Cinnamon rolls are a quintessential special-occasion dish, but they require a significant amount of prep time. And because Mom deserves better than the stuff from the tube, we suggest this genius alternative: Pancakes that are just as gooey and cinnamon-y as their inspiration, but are ready in about a half hour.
by FN Dish Editor in View All Posts, May 4th, 2017
As Cinco de Mayo celebrations gear up today in the United States, so does the imbibing of frozen lime margaritas. But in actuality, the margarita is hardly Mexican in origin, and the Fifth is not as widely celebrated in Mexico as it is in the United States.
Mixologist Alex Valencia, from the Jalisco region of Mexico himself, wanted to create “real” Mexican cocktails, inspired by his own personal history as well as some local insight into how tequila is actually enjoyed in the country.
by Lauren Piro in View All Posts, May 2nd, 2017
While the Kentucky Derby is an exciting time for horse racing and julep sipping, in recent years the Kentuckian holiday has become somewhat of a national celebration — and, thus, more difficult for locals to attend.

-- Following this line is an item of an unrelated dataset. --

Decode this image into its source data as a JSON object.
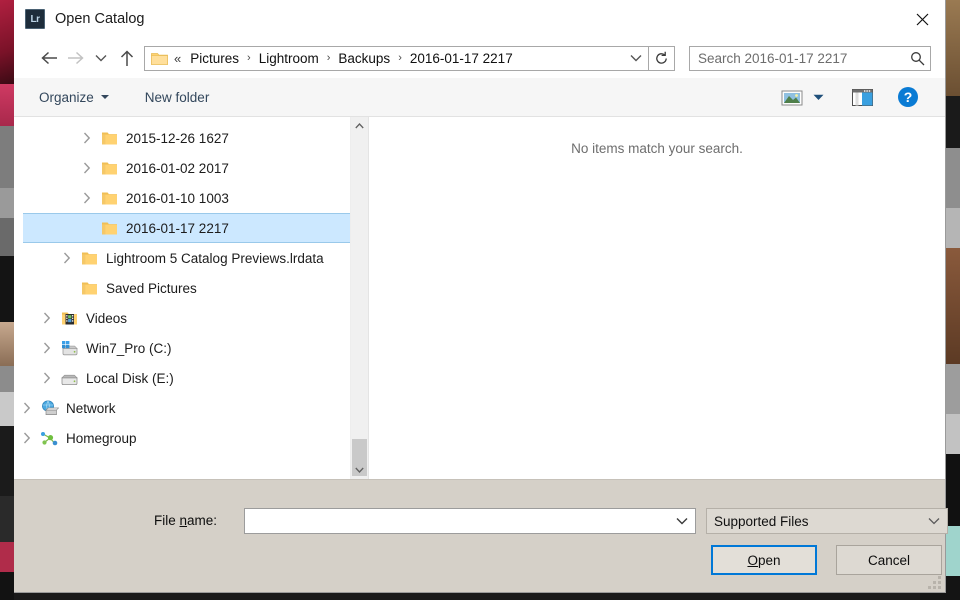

by Julie Hines in Recipes, View All Posts, April 30th, 2017
We know you’ll be thinking about margaritas come May 5 (and we’ve got a pretty genius recipe for them below!). But that’s not the only dish that is served well by tequila. With these ideas for cocktails, main dishes and desserts, you can celebrate tequila’s unique flavor throughout an entire meal.
Ice Cream Maker Margaritas (above)

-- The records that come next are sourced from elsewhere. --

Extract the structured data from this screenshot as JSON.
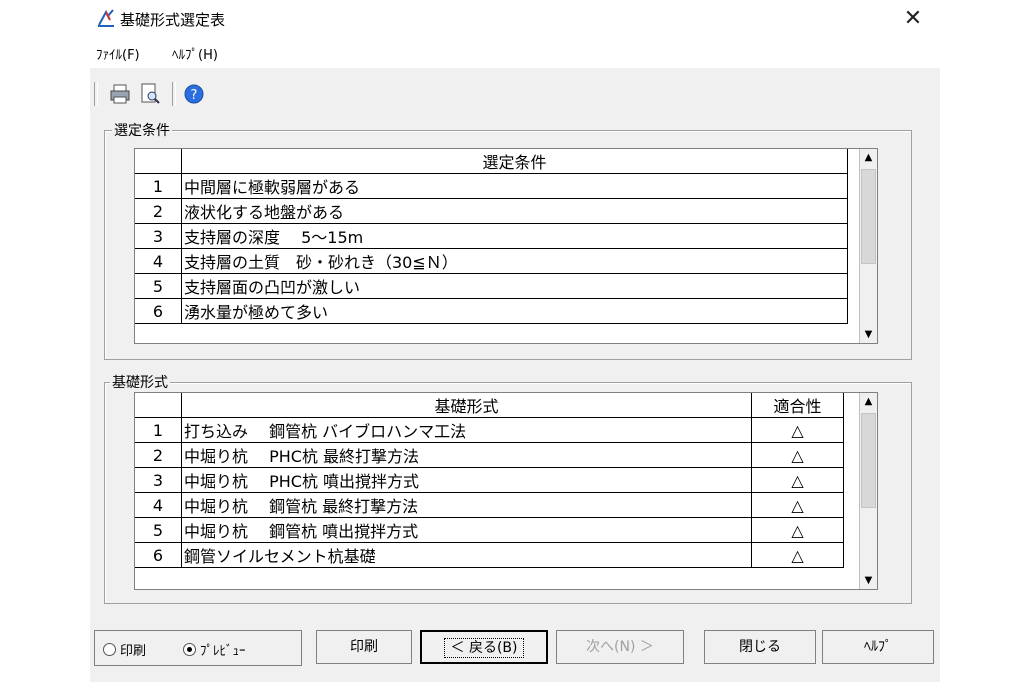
{
  "window": {
    "title": "基礎形式選定表",
    "close_label": "✕"
  },
  "menu": [
    {
      "label": "ﾌｧｲﾙ(F)"
    },
    {
      "label": "ﾍﾙﾌﾟ(H)"
    }
  ],
  "toolbar": {
    "icons": [
      "printer-icon",
      "print-preview-icon",
      "help-icon"
    ]
  },
  "conditions": {
    "group_label": "選定条件",
    "header": "選定条件",
    "rows": [
      {
        "no": "1",
        "text": "中間層に極軟弱層がある"
      },
      {
        "no": "2",
        "text": "液状化する地盤がある"
      },
      {
        "no": "3",
        "text": "支持層の深度　 5～15m"
      },
      {
        "no": "4",
        "text": "支持層の土質　砂・砂れき（30≦Ｎ）"
      },
      {
        "no": "5",
        "text": "支持層面の凸凹が激しい"
      },
      {
        "no": "6",
        "text": "湧水量が極めて多い"
      }
    ]
  },
  "foundations": {
    "group_label": "基礎形式",
    "header_type": "基礎形式",
    "header_fit": "適合性",
    "rows": [
      {
        "no": "1",
        "text": "打ち込み　 鋼管杭 バイブロハンマ工法",
        "fit": "△"
      },
      {
        "no": "2",
        "text": "中堀り杭 　PHC杭 最終打撃方法",
        "fit": "△"
      },
      {
        "no": "3",
        "text": "中堀り杭 　PHC杭 噴出撹拌方式",
        "fit": "△"
      },
      {
        "no": "4",
        "text": "中堀り杭 　鋼管杭 最終打撃方法",
        "fit": "△"
      },
      {
        "no": "5",
        "text": "中堀り杭 　鋼管杭 噴出撹拌方式",
        "fit": "△"
      },
      {
        "no": "6",
        "text": "鋼管ソイルセメント杭基礎",
        "fit": "△"
      }
    ]
  },
  "output_mode": {
    "options": [
      {
        "label": "印刷",
        "selected": false
      },
      {
        "label": "ﾌﾟﾚﾋﾞｭｰ",
        "selected": true
      }
    ]
  },
  "buttons": {
    "print": "印刷",
    "back": "＜ 戻る(B)",
    "next": "次へ(N) ＞",
    "close": "閉じる",
    "help": "ﾍﾙﾌﾟ"
  }
}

For a margarita with the perfect slushy consistency, grab your ice cream maker (you know, the one that’s been gathering dust since your wedding). It’s a great party trick, and if you chill the base ahead of time, the cocktails will be ready even quicker.

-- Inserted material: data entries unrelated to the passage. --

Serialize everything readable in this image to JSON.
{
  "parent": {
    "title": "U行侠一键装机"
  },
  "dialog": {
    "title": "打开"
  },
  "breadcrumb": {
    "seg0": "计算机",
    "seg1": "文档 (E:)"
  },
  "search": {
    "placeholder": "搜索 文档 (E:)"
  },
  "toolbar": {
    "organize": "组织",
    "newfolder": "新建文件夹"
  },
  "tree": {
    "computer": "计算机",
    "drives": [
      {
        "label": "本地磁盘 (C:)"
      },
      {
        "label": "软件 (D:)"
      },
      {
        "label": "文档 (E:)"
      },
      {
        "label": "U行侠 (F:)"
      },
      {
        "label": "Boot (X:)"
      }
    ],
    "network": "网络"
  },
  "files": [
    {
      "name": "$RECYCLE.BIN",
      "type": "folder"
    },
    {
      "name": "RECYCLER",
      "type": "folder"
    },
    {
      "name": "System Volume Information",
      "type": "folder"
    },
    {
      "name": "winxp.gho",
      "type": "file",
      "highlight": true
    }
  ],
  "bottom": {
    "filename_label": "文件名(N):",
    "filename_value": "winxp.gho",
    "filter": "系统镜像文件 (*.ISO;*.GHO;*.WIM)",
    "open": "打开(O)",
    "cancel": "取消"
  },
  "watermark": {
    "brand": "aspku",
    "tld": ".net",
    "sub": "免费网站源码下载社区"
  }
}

by From Our Sponsor in View All Posts, April 24th, 2017
Unless your meal prep game is seriously strong and you head into the week with 5 dinners ready to go (kudos, if that’s you), getting something fresh and delicious on the table every night can be a daunting task. Our favorite ingredient shortcuts, like rotisserie chicken or canned beans, cut a ton of time in the kitchen and can save you from another night of greasy takeout. Experimenting in the kitchen is a perfect weekend activity, but during the week there’s something to be said for effortless and tasty.
Sunny’s Easy Mushroom, Peas and Pasta with 1-2-3 Alfredo Sauce (pictured at top)
No need to set up a pot of boiling water for this quick and easy vegetarian meal. Cook fresh fettucine with mushrooms and frozen peas in some chicken stock, which thickens up and becomes the base of this creamy alfredo sauce.
by From Our Sponsor in View All Posts, April 19th, 2017
Humble beginnings often lead to great ends. Daniel Doyle, executive chef and managing partner of Poogan’s Porch and Poogan’s Smokehouse, and Joseph Carr, founder of Josh Cellars, both started at the bottom in their first restaurant jobs: Dan as a dishwasher and Joseph as a bus boy. Since those early days, both have ascended in the ranks of the culinary and wine worlds. Together, they’ve collaborated on the ultimate comfort food pairing of short ribs and Josh Cellars Legacy red blend. It’s a combination that pays homage to their down-to-earth roots while elevating a rustic dish.
When a single bottle of wine does double-duty as cooking ingredient and dinner drink, it’s a definite winner. That’s been true for ages with Italy’s classic Fettuccine with Clams. Amalia Scatena, executive chef of Cannon Green in Charleston, South Carolina, knows that intimately. Born and raised in a close-knit Italian family in San Francisco, she went on to train professionally as a chef at the Advanced Culinary Arts Professional Program from the Culinary Institute of Florence. While living in Italy, she learned first-hand how closely entwined food and wine are at every meal. Wine was always served, but it was often used in cooking too.